> Task brief: Nothing should be left out. Give all the data again exactly as written.

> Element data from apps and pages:
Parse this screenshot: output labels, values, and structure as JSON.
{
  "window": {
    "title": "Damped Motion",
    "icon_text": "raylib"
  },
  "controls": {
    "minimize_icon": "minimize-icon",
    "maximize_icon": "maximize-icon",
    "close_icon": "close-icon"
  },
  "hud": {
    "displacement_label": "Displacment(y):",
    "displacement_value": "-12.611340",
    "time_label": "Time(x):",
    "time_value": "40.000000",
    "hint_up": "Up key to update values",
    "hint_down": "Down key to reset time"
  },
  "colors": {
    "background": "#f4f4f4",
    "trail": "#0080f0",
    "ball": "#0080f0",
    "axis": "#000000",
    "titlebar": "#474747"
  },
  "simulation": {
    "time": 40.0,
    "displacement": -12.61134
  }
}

> Answer section:
Parse this screenshot: output labels, values, and structure as JSON.
{
  "window": {
    "title": "Damped Motion",
    "icon_text": "raylib"
  },
  "controls": {
    "minimize_icon": "minimize-icon",
    "maximize_icon": "maximize-icon",
    "close_icon": "close-icon"
  },
  "hud": {
    "displacement_label": "Displacment(y):",
    "displacement_value": "-12.611340",
    "time_label": "Time(x):",
    "time_value": "40.000000",
    "hint_up": "Up key to update values",
    "hint_down": "Down key to reset time"
  },
  "colors": {
    "background": "#f4f4f4",
    "trail": "#0080f0",
    "ball": "#0080f0",
    "axis": "#000000",
    "titlebar": "#474747"
  },
  "simulation": {
    "time": 40.0,
    "displacement": -12.61134
  }
}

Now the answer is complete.